If one ear is worse than the other, whichever is the lowest result will be the overall classification given for that hearing test.

Confusion caused by comparing audiometry results of different ages

It's worth clarifying again that all these categories of hearing test result are dependent on a person's age and gender. For all the lengths we go to to make sure the results are kept confidential, you can bet the mortgage that the first thing attendees will do is go back to their workplace and compare who got which category of result!

Confusion can then arise when someone with a Category 1 result has worse hearing than someone with a Category 2 or Category 3, then they get very head-scratchy and think something's gone wrong, but it hasn't.

Someone in say their 50s has a lot of leeway in the calculation for their result of where their hearing should be, taking natural losses over time and age into account. As the Category is based on how well they are performing for their age, the 50-odd year old could have good hearing for their age and be Category 1, but still have some quite big losses compared to a teenager. Someone in their 20s however could have small losses and be less good for their age than they should be, so come in as a Category 2 or even 3, but side by side their hearing could still be better than the person in their 50s. It is the impact of age which makes the difference.

This is one area where the explanation given to the attendee by the Technician is important rather than just saying ‘Computer says Category 3’ and using standard phrased based on the category.

We do not give written information on Categories of result

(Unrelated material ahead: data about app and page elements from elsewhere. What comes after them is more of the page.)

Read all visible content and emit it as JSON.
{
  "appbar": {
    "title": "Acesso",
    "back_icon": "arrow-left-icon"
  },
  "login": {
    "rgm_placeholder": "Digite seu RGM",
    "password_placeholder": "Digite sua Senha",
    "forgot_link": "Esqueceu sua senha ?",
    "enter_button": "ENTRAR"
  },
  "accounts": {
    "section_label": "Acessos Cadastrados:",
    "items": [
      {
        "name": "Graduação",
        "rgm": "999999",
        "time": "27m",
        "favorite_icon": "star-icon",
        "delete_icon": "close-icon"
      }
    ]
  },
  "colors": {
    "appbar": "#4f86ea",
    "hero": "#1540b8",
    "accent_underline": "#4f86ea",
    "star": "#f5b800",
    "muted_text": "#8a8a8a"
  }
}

It is reasonably common to give a written instruction on what a category of result means but we do not and we chose to do this for a very specific reason. Over the years is has been exceedingly apparent that these bits of written information are largely rubbish as they are too generic and in the real world actually fit very few people.

For example, if you have a 25 year old woman who is Category 3 then her hearing may be excellent, while a 55 year old man with Category 3 hearing may be very poor. How you explain that result to each of those people is completely different even though their result is the same. With the woman a further small fall in hearing ability may be unnoticeable to her, while the chap’s hearing may be such that a similar amount of further deterioration means him crossing the threshold where he really starts to struggle to follow conversations and hear what people are saying. Both of them need specific advice on their hearing, but what the Category 3 means is slightly different to each of them.

Standard information sheets or letters are so generic as to be too bland for both and neither benefit. Always check what your provider is telling attendees - are they getting a standard pre-written statement based on category of result, or an explanation based on them individually and their unique circumstances?

We explain the result to the individual, detailing what it means for them specifically, and especially in relation to their unique hearing health and noise exposure history, both occupational and non-occupational.